On 13 September 2005, the English daily newspaper The Guardian published an alarming investigation into the cosmetics industry which revealed that a Chinese company was taking collagen from persons who had been sentenced to death and executed and from foetuses in order to manufacture beauty products sold in Great Britain and probably in the rest of the Union. The British authorities expressed their concern about this article, which has been regularly syndicated in the press since, and their intention to refer the question to the European Commission. An oral question asked on 27 October 2005 (H-0772/2005) called on the Commission to propose regulations that would provide a framework for cosmetic treatments in order to prevent such abuse. In its reply, the Commission confirmed that it intended to address this question and that the marketing of human collagen was not bereft of all legal framework, because it came under Directive 2004/23/EC on tissues and cells, which prohibited their use for the preparation of cosmetic products.
Finally, the Commission emphasised that it was up to the Member States to ensure:
that human tissues and cells from third countries were imported by tissue establishments accredited for that purpose;
that these products complied with quality and security standards equivalent to those laid down in the directive and
that the human tissues or cells obtained satisfied consent or authorisation requirements in force in the Member State concerned.
Has the Commission addressed this question in greater depth since 2005? If so, what conclusions has it drawn?
Does the Commission intend to explicitly prohibit the marketing of human collagen used for the preparation of cosmetic products?

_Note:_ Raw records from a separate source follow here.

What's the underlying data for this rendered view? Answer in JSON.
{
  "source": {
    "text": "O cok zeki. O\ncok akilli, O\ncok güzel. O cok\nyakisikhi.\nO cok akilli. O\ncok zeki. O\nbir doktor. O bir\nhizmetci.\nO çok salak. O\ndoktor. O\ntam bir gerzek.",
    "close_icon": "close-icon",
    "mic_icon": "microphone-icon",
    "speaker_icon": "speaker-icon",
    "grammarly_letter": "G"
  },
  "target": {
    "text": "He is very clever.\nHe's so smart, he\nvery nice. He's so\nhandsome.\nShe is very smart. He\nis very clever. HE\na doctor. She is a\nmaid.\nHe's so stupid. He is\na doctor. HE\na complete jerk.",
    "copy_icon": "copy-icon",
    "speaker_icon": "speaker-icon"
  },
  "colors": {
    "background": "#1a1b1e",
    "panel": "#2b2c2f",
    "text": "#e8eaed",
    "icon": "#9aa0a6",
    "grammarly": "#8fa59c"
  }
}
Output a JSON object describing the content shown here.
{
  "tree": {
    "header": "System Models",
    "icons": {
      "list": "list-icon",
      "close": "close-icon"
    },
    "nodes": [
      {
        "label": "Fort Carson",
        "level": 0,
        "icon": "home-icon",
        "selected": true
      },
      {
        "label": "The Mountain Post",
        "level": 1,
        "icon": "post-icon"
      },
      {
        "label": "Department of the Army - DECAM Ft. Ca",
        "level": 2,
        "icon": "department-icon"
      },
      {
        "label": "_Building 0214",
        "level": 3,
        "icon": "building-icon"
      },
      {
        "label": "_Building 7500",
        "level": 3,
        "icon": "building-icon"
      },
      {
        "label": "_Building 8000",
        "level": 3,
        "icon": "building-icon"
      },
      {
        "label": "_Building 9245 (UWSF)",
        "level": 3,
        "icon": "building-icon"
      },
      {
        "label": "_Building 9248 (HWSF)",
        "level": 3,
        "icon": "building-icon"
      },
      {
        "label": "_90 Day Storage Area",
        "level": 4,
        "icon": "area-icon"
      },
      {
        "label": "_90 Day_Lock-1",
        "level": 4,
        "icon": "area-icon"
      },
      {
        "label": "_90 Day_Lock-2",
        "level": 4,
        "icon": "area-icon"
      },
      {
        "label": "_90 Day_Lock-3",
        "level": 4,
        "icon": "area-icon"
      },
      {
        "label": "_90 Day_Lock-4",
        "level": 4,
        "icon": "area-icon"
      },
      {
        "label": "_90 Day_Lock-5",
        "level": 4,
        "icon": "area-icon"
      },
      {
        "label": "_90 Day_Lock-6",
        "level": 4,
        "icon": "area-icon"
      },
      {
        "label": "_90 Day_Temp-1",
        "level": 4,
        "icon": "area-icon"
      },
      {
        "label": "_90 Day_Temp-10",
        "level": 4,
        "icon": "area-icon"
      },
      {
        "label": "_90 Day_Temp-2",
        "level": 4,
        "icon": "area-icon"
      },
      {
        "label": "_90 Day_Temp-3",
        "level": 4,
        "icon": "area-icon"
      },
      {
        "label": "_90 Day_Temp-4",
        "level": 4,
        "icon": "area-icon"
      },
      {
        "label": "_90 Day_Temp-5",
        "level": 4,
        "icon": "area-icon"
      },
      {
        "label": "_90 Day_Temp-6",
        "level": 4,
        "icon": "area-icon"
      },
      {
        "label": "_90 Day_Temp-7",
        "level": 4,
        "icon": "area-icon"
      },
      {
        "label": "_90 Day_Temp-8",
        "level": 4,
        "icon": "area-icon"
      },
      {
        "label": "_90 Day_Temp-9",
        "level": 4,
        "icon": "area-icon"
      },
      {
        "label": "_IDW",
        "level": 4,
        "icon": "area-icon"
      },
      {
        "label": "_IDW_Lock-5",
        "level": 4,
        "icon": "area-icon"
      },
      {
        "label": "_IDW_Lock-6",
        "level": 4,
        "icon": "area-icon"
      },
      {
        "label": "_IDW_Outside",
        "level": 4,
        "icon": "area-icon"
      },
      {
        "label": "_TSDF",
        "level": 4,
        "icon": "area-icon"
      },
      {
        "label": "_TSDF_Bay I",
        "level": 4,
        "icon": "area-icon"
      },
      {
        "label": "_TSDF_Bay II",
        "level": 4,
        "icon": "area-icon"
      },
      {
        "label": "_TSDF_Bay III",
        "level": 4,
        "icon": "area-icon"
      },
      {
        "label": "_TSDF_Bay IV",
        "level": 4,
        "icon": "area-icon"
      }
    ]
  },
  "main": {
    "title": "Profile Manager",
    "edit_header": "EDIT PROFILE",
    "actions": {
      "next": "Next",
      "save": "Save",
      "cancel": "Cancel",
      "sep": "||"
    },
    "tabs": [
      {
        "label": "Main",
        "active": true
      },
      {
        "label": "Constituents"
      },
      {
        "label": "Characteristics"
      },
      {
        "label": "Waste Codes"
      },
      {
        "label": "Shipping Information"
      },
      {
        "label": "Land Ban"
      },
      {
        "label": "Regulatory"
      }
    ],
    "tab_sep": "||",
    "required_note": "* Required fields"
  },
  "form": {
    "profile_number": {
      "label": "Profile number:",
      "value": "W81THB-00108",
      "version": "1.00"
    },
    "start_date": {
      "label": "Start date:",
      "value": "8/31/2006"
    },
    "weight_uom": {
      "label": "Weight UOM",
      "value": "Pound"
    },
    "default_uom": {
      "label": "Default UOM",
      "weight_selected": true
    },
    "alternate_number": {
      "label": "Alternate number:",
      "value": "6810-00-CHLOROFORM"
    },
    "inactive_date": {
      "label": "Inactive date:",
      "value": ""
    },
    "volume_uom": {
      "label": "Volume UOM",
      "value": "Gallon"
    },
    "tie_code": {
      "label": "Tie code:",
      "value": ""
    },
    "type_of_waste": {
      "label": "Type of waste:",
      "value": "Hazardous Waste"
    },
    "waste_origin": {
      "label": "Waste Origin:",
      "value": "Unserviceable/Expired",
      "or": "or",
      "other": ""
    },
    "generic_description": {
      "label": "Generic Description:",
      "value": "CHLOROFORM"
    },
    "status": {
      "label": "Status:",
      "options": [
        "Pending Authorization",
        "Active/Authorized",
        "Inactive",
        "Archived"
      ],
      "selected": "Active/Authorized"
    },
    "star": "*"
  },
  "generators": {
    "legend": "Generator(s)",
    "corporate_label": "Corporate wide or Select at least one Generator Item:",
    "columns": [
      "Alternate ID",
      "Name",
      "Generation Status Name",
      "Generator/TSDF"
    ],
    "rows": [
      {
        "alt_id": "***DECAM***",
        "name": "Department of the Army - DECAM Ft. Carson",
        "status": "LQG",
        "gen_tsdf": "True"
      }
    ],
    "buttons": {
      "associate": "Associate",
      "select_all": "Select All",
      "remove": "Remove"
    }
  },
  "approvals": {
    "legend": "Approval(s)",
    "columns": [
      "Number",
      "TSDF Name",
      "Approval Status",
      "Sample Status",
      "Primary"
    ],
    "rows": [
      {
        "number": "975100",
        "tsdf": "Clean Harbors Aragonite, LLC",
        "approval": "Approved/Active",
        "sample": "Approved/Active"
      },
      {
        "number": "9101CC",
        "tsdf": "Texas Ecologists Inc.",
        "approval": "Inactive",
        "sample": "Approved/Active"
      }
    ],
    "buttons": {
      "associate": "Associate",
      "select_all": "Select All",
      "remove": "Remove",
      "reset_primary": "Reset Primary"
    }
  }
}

Why, having reiterated the ban in principle on such marketing, did the Commission reiterate the marketing conditions for human tissue and cells (accreditation, security and donor consent) and affirm that it was up to the Member States to assume their responsibilities in the matter?